Web page and app entries
= Beginning of Section =

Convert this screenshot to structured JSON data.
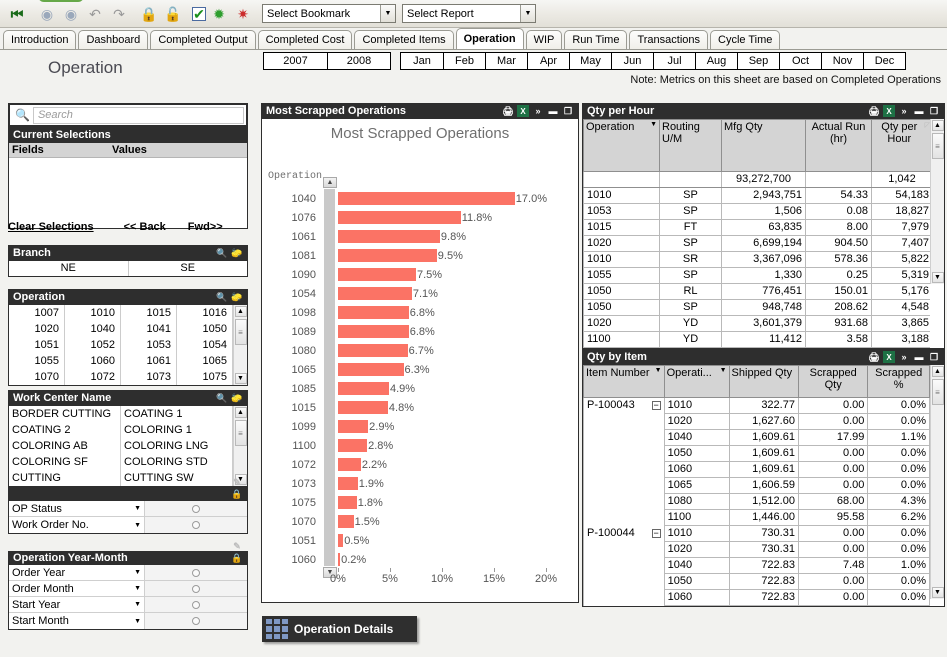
{
  "toolbar": {
    "icons": [
      {
        "name": "go-to-start-icon",
        "glyph": "⏮"
      },
      {
        "name": "back-icon",
        "glyph": "←"
      },
      {
        "name": "forward-icon",
        "glyph": "→"
      },
      {
        "name": "undo-icon",
        "glyph": "↶"
      },
      {
        "name": "redo-icon",
        "glyph": "↷"
      },
      {
        "name": "lock-icon",
        "glyph": "🔒"
      },
      {
        "name": "unlock-icon",
        "glyph": "🔓"
      },
      {
        "name": "check-icon",
        "glyph": "✔"
      },
      {
        "name": "clear-selection-icon",
        "glyph": "★"
      },
      {
        "name": "clear-all-icon",
        "glyph": "✖"
      }
    ],
    "bookmark_select": "Select Bookmark",
    "report_select": "Select Report"
  },
  "tabs": [
    {
      "label": "Introduction",
      "active": false
    },
    {
      "label": "Dashboard",
      "active": false
    },
    {
      "label": "Completed Output",
      "active": false
    },
    {
      "label": "Completed Cost",
      "active": false
    },
    {
      "label": "Completed Items",
      "active": false
    },
    {
      "label": "Operation",
      "active": true
    },
    {
      "label": "WIP",
      "active": false
    },
    {
      "label": "Run Time",
      "active": false
    },
    {
      "label": "Transactions",
      "active": false
    },
    {
      "label": "Cycle Time",
      "active": false
    }
  ],
  "page": {
    "title": "Operation",
    "years": [
      "2007",
      "2008"
    ],
    "months": [
      "Jan",
      "Feb",
      "Mar",
      "Apr",
      "May",
      "Jun",
      "Jul",
      "Aug",
      "Sep",
      "Oct",
      "Nov",
      "Dec"
    ],
    "note": "Note: Metrics on this sheet are based on Completed Operations"
  },
  "search": {
    "placeholder": "Search",
    "value": ""
  },
  "current_selections": {
    "title": "Current Selections",
    "columns": [
      "Fields",
      "Values"
    ],
    "rows": []
  },
  "selection_buttons": {
    "clear": "Clear Selections",
    "back": "<< Back",
    "forward": "Fwd>>"
  },
  "branch": {
    "title": "Branch",
    "values": [
      "NE",
      "SE"
    ]
  },
  "operation_list": {
    "title": "Operation",
    "values": [
      "1007",
      "1010",
      "1015",
      "1016",
      "1020",
      "1040",
      "1041",
      "1050",
      "1051",
      "1052",
      "1053",
      "1054",
      "1055",
      "1060",
      "1061",
      "1065",
      "1070",
      "1072",
      "1073",
      "1075"
    ]
  },
  "work_center": {
    "title": "Work Center Name",
    "values": [
      "BORDER CUTTING",
      "COATING 1",
      "COATING 2",
      "COLORING 1",
      "COLORING AB",
      "COLORING LNG",
      "COLORING SF",
      "COLORING STD",
      "CUTTING",
      "CUTTING SW"
    ]
  },
  "multibox_status": {
    "title": "",
    "rows": [
      {
        "label": "OP Status",
        "value": ""
      },
      {
        "label": "Work Order No.",
        "value": ""
      }
    ]
  },
  "multibox_yearmonth": {
    "title": "Operation Year-Month",
    "rows": [
      {
        "label": "Order Year",
        "value": ""
      },
      {
        "label": "Order Month",
        "value": ""
      },
      {
        "label": "Start Year",
        "value": ""
      },
      {
        "label": "Start Month",
        "value": ""
      }
    ]
  },
  "chart_panel": {
    "caption": "Most Scrapped Operations"
  },
  "chart_data": {
    "type": "bar",
    "orientation": "horizontal",
    "title": "Most Scrapped Operations",
    "xlabel": "",
    "ylabel": "Operation",
    "xlim": [
      0,
      22.5
    ],
    "grid": false,
    "legend": false,
    "bar_color": "#fb7365",
    "tick_labels": [
      "0%",
      "5%",
      "10%",
      "15%",
      "20%"
    ],
    "ticks": [
      0,
      5,
      10,
      15,
      20
    ],
    "categories": [
      "1040",
      "1076",
      "1061",
      "1081",
      "1090",
      "1054",
      "1098",
      "1089",
      "1080",
      "1065",
      "1085",
      "1015",
      "1099",
      "1100",
      "1072",
      "1073",
      "1075",
      "1070",
      "1051",
      "1060"
    ],
    "values": [
      17.0,
      11.8,
      9.8,
      9.5,
      7.5,
      7.1,
      6.8,
      6.8,
      6.7,
      6.3,
      4.9,
      4.8,
      2.9,
      2.8,
      2.2,
      1.9,
      1.8,
      1.5,
      0.5,
      0.2
    ],
    "data_labels": [
      "17.0%",
      "11.8%",
      "9.8%",
      "9.5%",
      "7.5%",
      "7.1%",
      "6.8%",
      "6.8%",
      "6.7%",
      "6.3%",
      "4.9%",
      "4.8%",
      "2.9%",
      "2.8%",
      "2.2%",
      "1.9%",
      "1.8%",
      "1.5%",
      "0.5%",
      "0.2%"
    ]
  },
  "qty_per_hour": {
    "caption": "Qty per Hour",
    "columns": [
      "Operation",
      "Routing U/M",
      "Mfg Qty",
      "Actual Run (hr)",
      "Qty per Hour"
    ],
    "total_row": {
      "operation": "",
      "uom": "",
      "mfg_qty": "93,272,700",
      "actual_run": "",
      "qty_per_hour": "1,042"
    },
    "rows": [
      {
        "operation": "1010",
        "uom": "SP",
        "mfg_qty": "2,943,751",
        "actual_run": "54.33",
        "qty_per_hour": "54,183"
      },
      {
        "operation": "1053",
        "uom": "SP",
        "mfg_qty": "1,506",
        "actual_run": "0.08",
        "qty_per_hour": "18,827"
      },
      {
        "operation": "1015",
        "uom": "FT",
        "mfg_qty": "63,835",
        "actual_run": "8.00",
        "qty_per_hour": "7,979"
      },
      {
        "operation": "1020",
        "uom": "SP",
        "mfg_qty": "6,699,194",
        "actual_run": "904.50",
        "qty_per_hour": "7,407"
      },
      {
        "operation": "1010",
        "uom": "SR",
        "mfg_qty": "3,367,096",
        "actual_run": "578.36",
        "qty_per_hour": "5,822"
      },
      {
        "operation": "1055",
        "uom": "SP",
        "mfg_qty": "1,330",
        "actual_run": "0.25",
        "qty_per_hour": "5,319"
      },
      {
        "operation": "1050",
        "uom": "RL",
        "mfg_qty": "776,451",
        "actual_run": "150.01",
        "qty_per_hour": "5,176"
      },
      {
        "operation": "1050",
        "uom": "SP",
        "mfg_qty": "948,748",
        "actual_run": "208.62",
        "qty_per_hour": "4,548"
      },
      {
        "operation": "1020",
        "uom": "YD",
        "mfg_qty": "3,601,379",
        "actual_run": "931.68",
        "qty_per_hour": "3,865"
      },
      {
        "operation": "1100",
        "uom": "YD",
        "mfg_qty": "11,412",
        "actual_run": "3.58",
        "qty_per_hour": "3,188"
      }
    ]
  },
  "qty_by_item": {
    "caption": "Qty by Item",
    "columns": [
      "Item Number",
      "Operati...",
      "Shipped Qty",
      "Scrapped Qty",
      "Scrapped %"
    ],
    "rows": [
      {
        "item": "P-100043",
        "expand": true,
        "operation": "1010",
        "shipped": "322.77",
        "scrapped": "0.00",
        "pct": "0.0%"
      },
      {
        "item": "",
        "expand": false,
        "operation": "1020",
        "shipped": "1,627.60",
        "scrapped": "0.00",
        "pct": "0.0%"
      },
      {
        "item": "",
        "expand": false,
        "operation": "1040",
        "shipped": "1,609.61",
        "scrapped": "17.99",
        "pct": "1.1%"
      },
      {
        "item": "",
        "expand": false,
        "operation": "1050",
        "shipped": "1,609.61",
        "scrapped": "0.00",
        "pct": "0.0%"
      },
      {
        "item": "",
        "expand": false,
        "operation": "1060",
        "shipped": "1,609.61",
        "scrapped": "0.00",
        "pct": "0.0%"
      },
      {
        "item": "",
        "expand": false,
        "operation": "1065",
        "shipped": "1,606.59",
        "scrapped": "0.00",
        "pct": "0.0%"
      },
      {
        "item": "",
        "expand": false,
        "operation": "1080",
        "shipped": "1,512.00",
        "scrapped": "68.00",
        "pct": "4.3%"
      },
      {
        "item": "",
        "expand": false,
        "operation": "1100",
        "shipped": "1,446.00",
        "scrapped": "95.58",
        "pct": "6.2%"
      },
      {
        "item": "P-100044",
        "expand": true,
        "operation": "1010",
        "shipped": "730.31",
        "scrapped": "0.00",
        "pct": "0.0%"
      },
      {
        "item": "",
        "expand": false,
        "operation": "1020",
        "shipped": "730.31",
        "scrapped": "0.00",
        "pct": "0.0%"
      },
      {
        "item": "",
        "expand": false,
        "operation": "1040",
        "shipped": "722.83",
        "scrapped": "7.48",
        "pct": "1.0%"
      },
      {
        "item": "",
        "expand": false,
        "operation": "1050",
        "shipped": "722.83",
        "scrapped": "0.00",
        "pct": "0.0%"
      },
      {
        "item": "",
        "expand": false,
        "operation": "1060",
        "shipped": "722.83",
        "scrapped": "0.00",
        "pct": "0.0%"
      }
    ]
  },
  "bottom_button": {
    "label": "Operation Details"
  }
}
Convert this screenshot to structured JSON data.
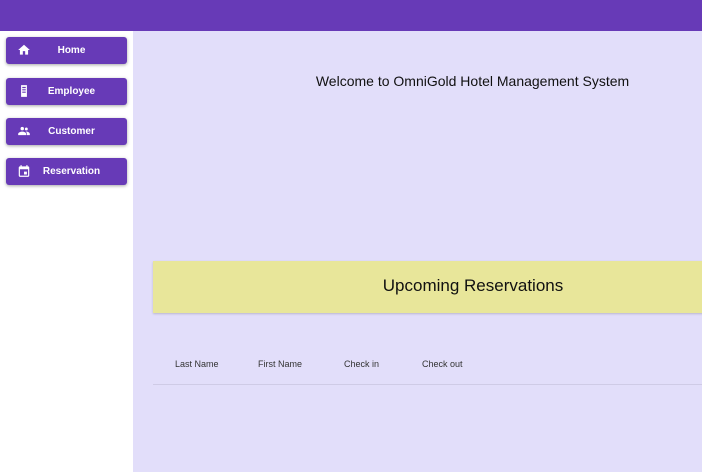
{
  "sidebar": {
    "items": [
      {
        "label": "Home",
        "icon": "home-icon"
      },
      {
        "label": "Employee",
        "icon": "badge-icon"
      },
      {
        "label": "Customer",
        "icon": "people-icon"
      },
      {
        "label": "Reservation",
        "icon": "calendar-icon"
      }
    ]
  },
  "main": {
    "welcome": "Welcome to OmniGold Hotel Management System",
    "upcoming_title": "Upcoming Reservations",
    "table": {
      "columns": [
        "Last Name",
        "First Name",
        "Check in",
        "Check out"
      ],
      "rows": []
    }
  },
  "colors": {
    "primary": "#673ab7",
    "main_background": "#e2defa",
    "banner": "#e8e69a"
  }
}
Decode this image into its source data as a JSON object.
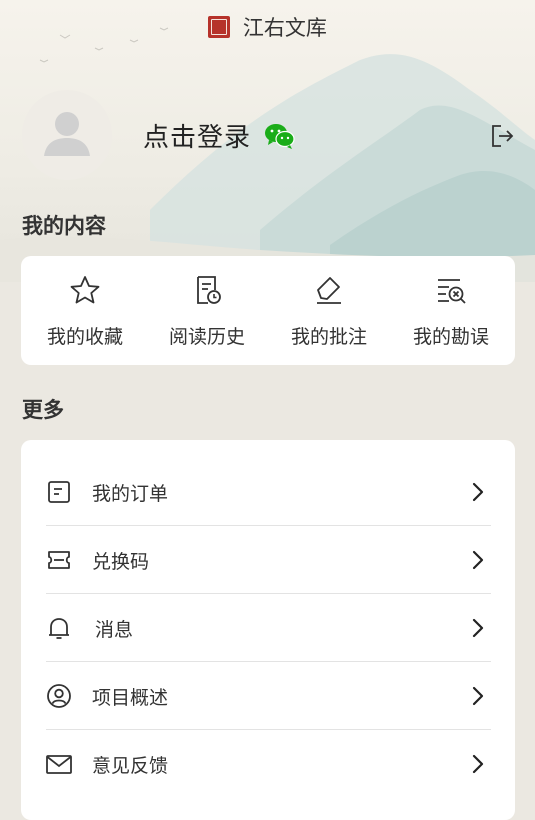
{
  "app": {
    "title": "江右文库"
  },
  "profile": {
    "login_text": "点击登录"
  },
  "sections": {
    "my_content": "我的内容",
    "more": "更多"
  },
  "my_content_items": [
    {
      "label": "我的收藏",
      "icon": "star-icon"
    },
    {
      "label": "阅读历史",
      "icon": "history-icon"
    },
    {
      "label": "我的批注",
      "icon": "annotate-icon"
    },
    {
      "label": "我的勘误",
      "icon": "correction-icon"
    }
  ],
  "menu": [
    {
      "label": "我的订单",
      "icon": "order-icon"
    },
    {
      "label": "兑换码",
      "icon": "ticket-icon"
    },
    {
      "label": "消息",
      "icon": "bell-icon"
    },
    {
      "label": "项目概述",
      "icon": "user-circle-icon"
    },
    {
      "label": "意见反馈",
      "icon": "mail-icon"
    }
  ],
  "colors": {
    "accent_seal": "#b6322a",
    "wechat": "#1aad19"
  }
}
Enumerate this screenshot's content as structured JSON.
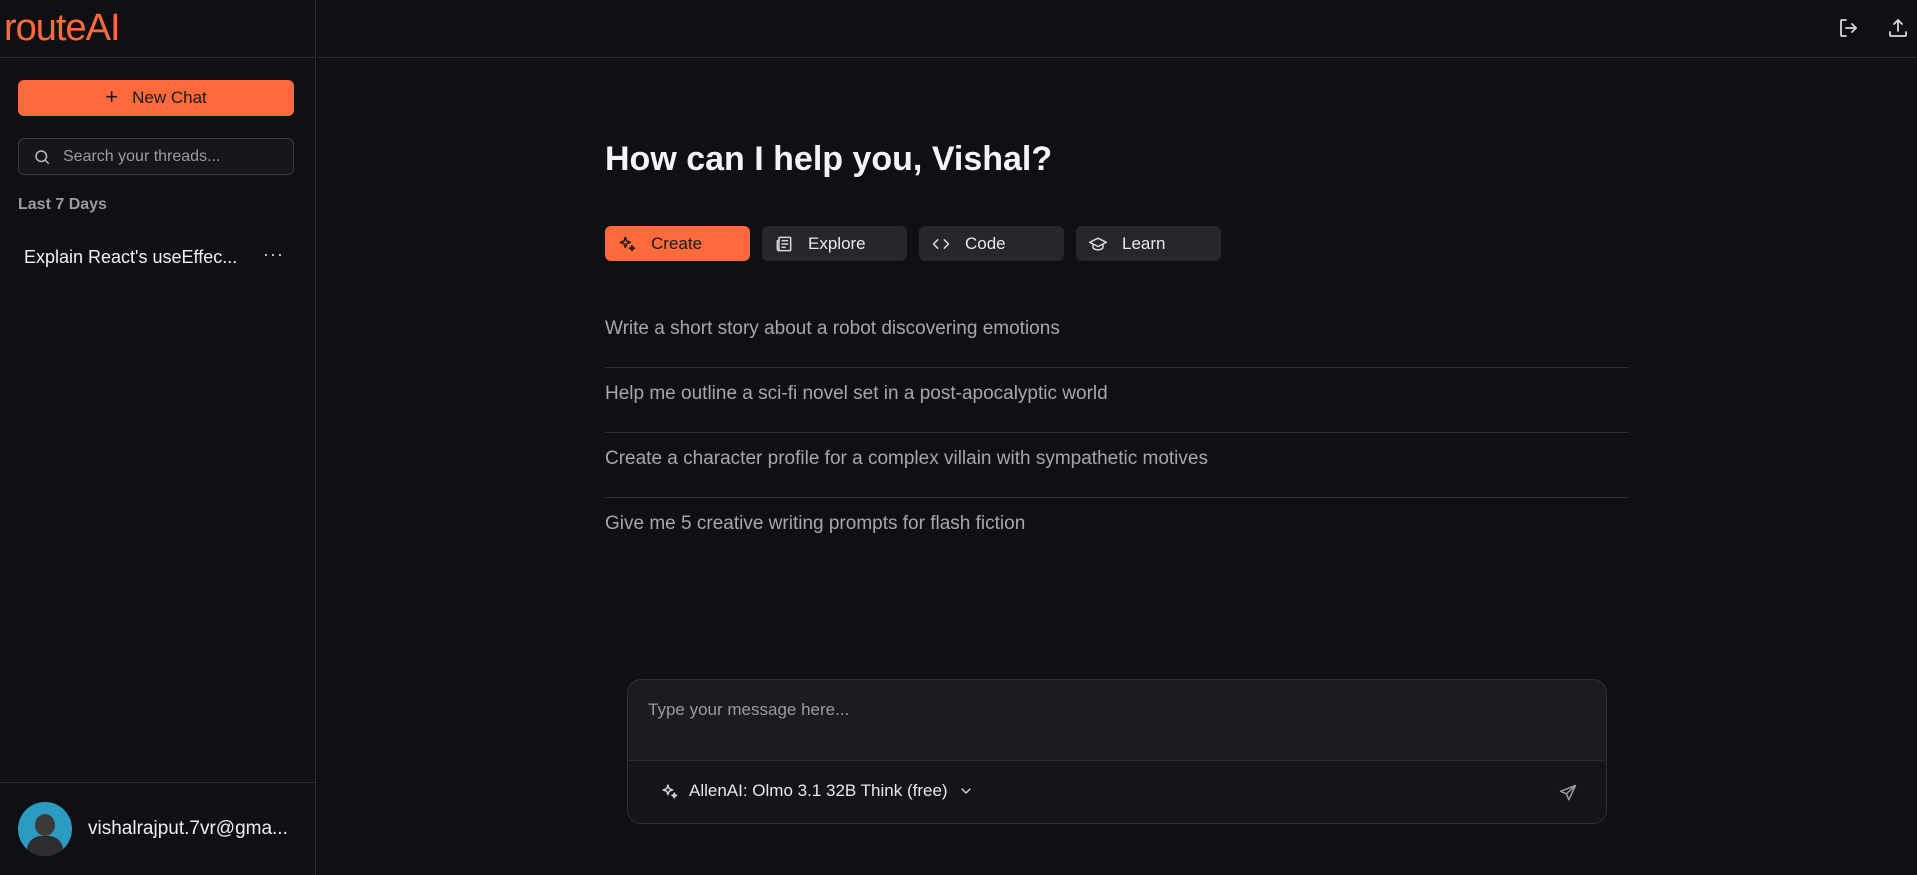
{
  "app": {
    "logo": "routeAI"
  },
  "sidebar": {
    "new_chat_label": "New Chat",
    "search_placeholder": "Search your threads...",
    "section_label": "Last 7 Days",
    "threads": [
      {
        "title": "Explain React's useEffec...",
        "more": "···"
      }
    ],
    "user_email": "vishalrajput.7vr@gma..."
  },
  "topbar": {
    "icons": [
      "logout-icon",
      "share-icon"
    ]
  },
  "main": {
    "greeting": "How can I help you, Vishal?",
    "tabs": [
      {
        "label": "Create",
        "icon": "sparkles-icon",
        "active": true
      },
      {
        "label": "Explore",
        "icon": "newspaper-icon",
        "active": false
      },
      {
        "label": "Code",
        "icon": "code-icon",
        "active": false
      },
      {
        "label": "Learn",
        "icon": "graduation-cap-icon",
        "active": false
      }
    ],
    "suggestions": [
      "Write a short story about a robot discovering emotions",
      "Help me outline a sci-fi novel set in a post-apocalyptic world",
      "Create a character profile for a complex villain with sympathetic motives",
      "Give me 5 creative writing prompts for flash fiction"
    ]
  },
  "composer": {
    "placeholder": "Type your message here...",
    "model": "AllenAI: Olmo 3.1 32B Think (free)"
  },
  "colors": {
    "accent": "#ff6a3d",
    "background": "#0f1013"
  }
}
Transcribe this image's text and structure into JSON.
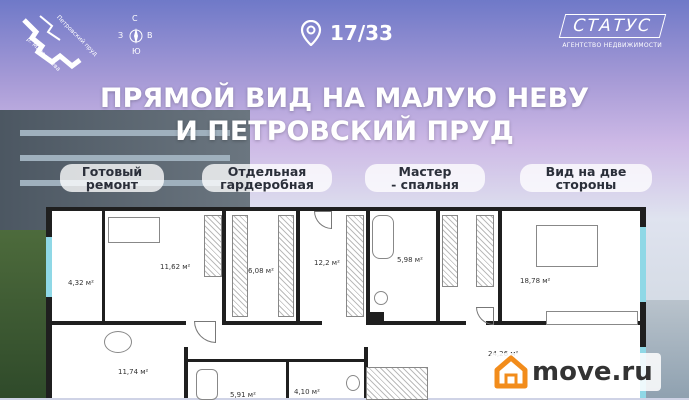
{
  "header": {
    "logo_text_1": "Петровский пруд",
    "logo_text_2": "р. Малая Нева",
    "compass": {
      "n": "С",
      "e": "В",
      "s": "Ю",
      "w": "З"
    },
    "counter": "17/33"
  },
  "brand": {
    "name": "СТАТУС",
    "subtitle": "АГЕНТСТВО НЕДВИЖИМОСТИ"
  },
  "headline": {
    "line1": "ПРЯМОЙ ВИД НА МАЛУЮ НЕВУ",
    "line2": "И ПЕТРОВСКИЙ ПРУД"
  },
  "features": [
    {
      "line1": "Готовый",
      "line2": "ремонт"
    },
    {
      "line1": "Отдельная",
      "line2": "гардеробная"
    },
    {
      "line1": "Мастер",
      "line2": "- спальня"
    },
    {
      "line1": "Вид на две",
      "line2": "стороны"
    }
  ],
  "rooms": [
    "4,32 м²",
    "11,62 м²",
    "6,08 м²",
    "12,2 м²",
    "5,98 м²",
    "18,78 м²",
    "24,26 м²",
    "11,74 м²",
    "5,91 м²",
    "4,10 м²"
  ],
  "watermark": "move.ru",
  "colors": {
    "accent_orange": "#f28c1b",
    "window_blue": "#8fd8e6"
  }
}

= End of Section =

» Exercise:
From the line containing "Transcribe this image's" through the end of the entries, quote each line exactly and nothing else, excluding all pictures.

» Answer area:
Transcribe this image's text and structure into JSON.
{
  "header": {
    "logo_text_1": "Петровский пруд",
    "logo_text_2": "р. Малая Нева",
    "compass": {
      "n": "С",
      "e": "В",
      "s": "Ю",
      "w": "З"
    },
    "counter": "17/33"
  },
  "brand": {
    "name": "СТАТУС",
    "subtitle": "АГЕНТСТВО НЕДВИЖИМОСТИ"
  },
  "headline": {
    "line1": "ПРЯМОЙ ВИД НА МАЛУЮ НЕВУ",
    "line2": "И ПЕТРОВСКИЙ ПРУД"
  },
  "features": [
    {
      "line1": "Готовый",
      "line2": "ремонт"
    },
    {
      "line1": "Отдельная",
      "line2": "гардеробная"
    },
    {
      "line1": "Мастер",
      "line2": "- спальня"
    },
    {
      "line1": "Вид на две",
      "line2": "стороны"
    }
  ],
  "rooms": [
    "4,32 м²",
    "11,62 м²",
    "6,08 м²",
    "12,2 м²",
    "5,98 м²",
    "18,78 м²",
    "24,26 м²",
    "11,74 м²",
    "5,91 м²",
    "4,10 м²"
  ],
  "watermark": "move.ru",
  "colors": {
    "accent_orange": "#f28c1b",
    "window_blue": "#8fd8e6"
  }
}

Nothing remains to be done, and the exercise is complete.